Each line of the data below goes into the copy exactly; pictures do not.
═══ RECORDS FOR PROCESSING ═══
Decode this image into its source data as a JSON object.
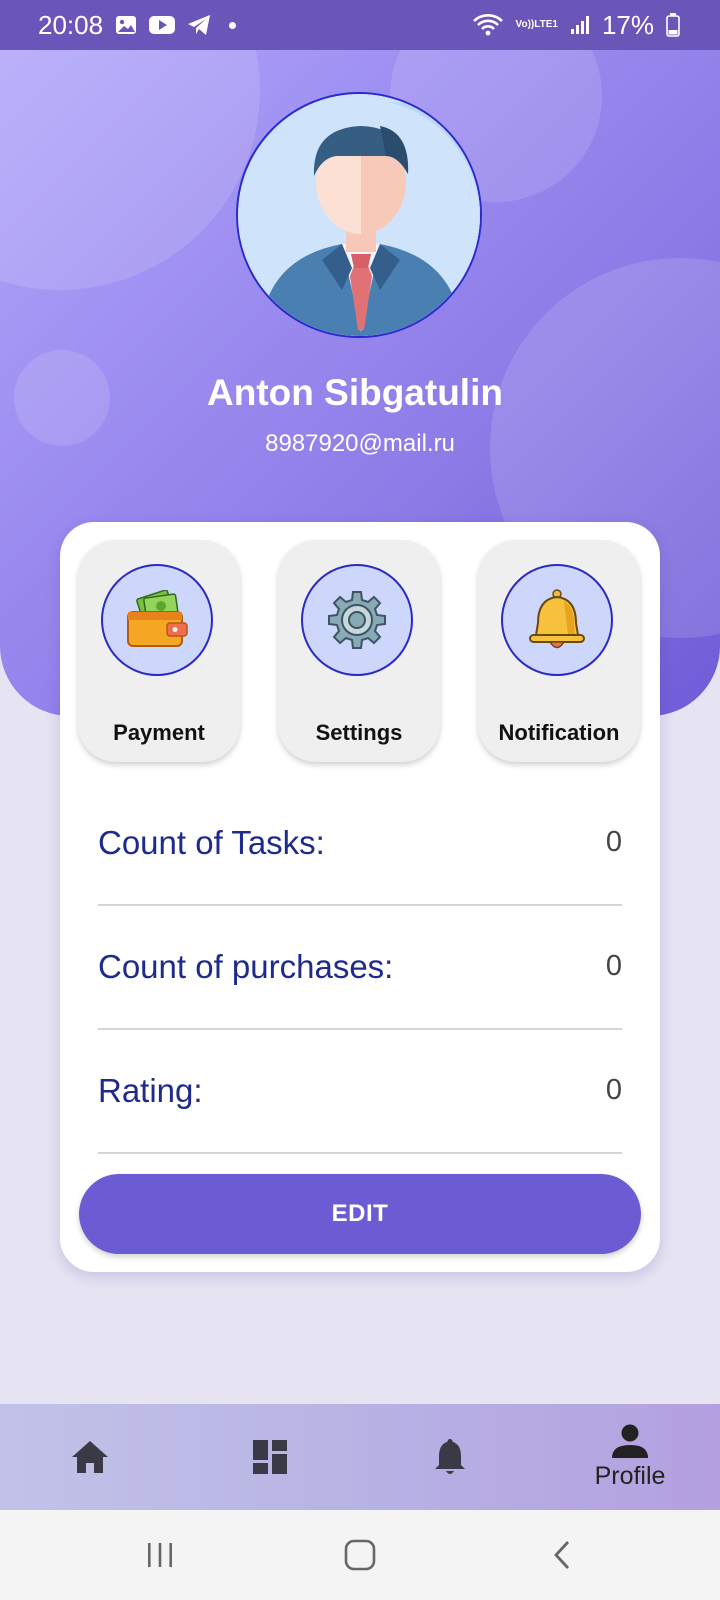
{
  "status_bar": {
    "time": "20:08",
    "battery": "17%",
    "lte_top": "Vo))",
    "lte_bottom": "LTE1",
    "left_icons": [
      "gallery-icon",
      "youtube-icon",
      "telegram-icon",
      "dot-icon"
    ],
    "right_icons": [
      "wifi-icon",
      "volte-icon",
      "signal-icon",
      "battery-icon"
    ]
  },
  "profile": {
    "name": "Anton Sibgatulin",
    "email": "8987920@mail.ru"
  },
  "tiles": [
    {
      "label": "Payment",
      "icon": "wallet-icon"
    },
    {
      "label": "Settings",
      "icon": "gear-icon"
    },
    {
      "label": "Notification",
      "icon": "bell-icon"
    }
  ],
  "stats": [
    {
      "label": "Count of Tasks:",
      "value": "0"
    },
    {
      "label": "Count of purchases:",
      "value": "0"
    },
    {
      "label": "Rating:",
      "value": "0"
    }
  ],
  "edit_button": {
    "label": "EDIT"
  },
  "bottom_nav": {
    "items": [
      {
        "icon": "home-icon",
        "label": ""
      },
      {
        "icon": "dashboard-icon",
        "label": ""
      },
      {
        "icon": "bell-icon",
        "label": ""
      },
      {
        "icon": "person-icon",
        "label": "Profile",
        "active": true
      }
    ]
  },
  "colors": {
    "accent": "#6b5cd3",
    "status_bar": "#6a56b9",
    "stat_label": "#1e2a8c"
  }
}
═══
* _RESULT_
Decode this image into its source data as a JSON object.
{
  "status_bar": {
    "time": "20:08",
    "battery": "17%",
    "lte_top": "Vo))",
    "lte_bottom": "LTE1",
    "left_icons": [
      "gallery-icon",
      "youtube-icon",
      "telegram-icon",
      "dot-icon"
    ],
    "right_icons": [
      "wifi-icon",
      "volte-icon",
      "signal-icon",
      "battery-icon"
    ]
  },
  "profile": {
    "name": "Anton Sibgatulin",
    "email": "8987920@mail.ru"
  },
  "tiles": [
    {
      "label": "Payment",
      "icon": "wallet-icon"
    },
    {
      "label": "Settings",
      "icon": "gear-icon"
    },
    {
      "label": "Notification",
      "icon": "bell-icon"
    }
  ],
  "stats": [
    {
      "label": "Count of Tasks:",
      "value": "0"
    },
    {
      "label": "Count of purchases:",
      "value": "0"
    },
    {
      "label": "Rating:",
      "value": "0"
    }
  ],
  "edit_button": {
    "label": "EDIT"
  },
  "bottom_nav": {
    "items": [
      {
        "icon": "home-icon",
        "label": ""
      },
      {
        "icon": "dashboard-icon",
        "label": ""
      },
      {
        "icon": "bell-icon",
        "label": ""
      },
      {
        "icon": "person-icon",
        "label": "Profile",
        "active": true
      }
    ]
  },
  "colors": {
    "accent": "#6b5cd3",
    "status_bar": "#6a56b9",
    "stat_label": "#1e2a8c"
  }
}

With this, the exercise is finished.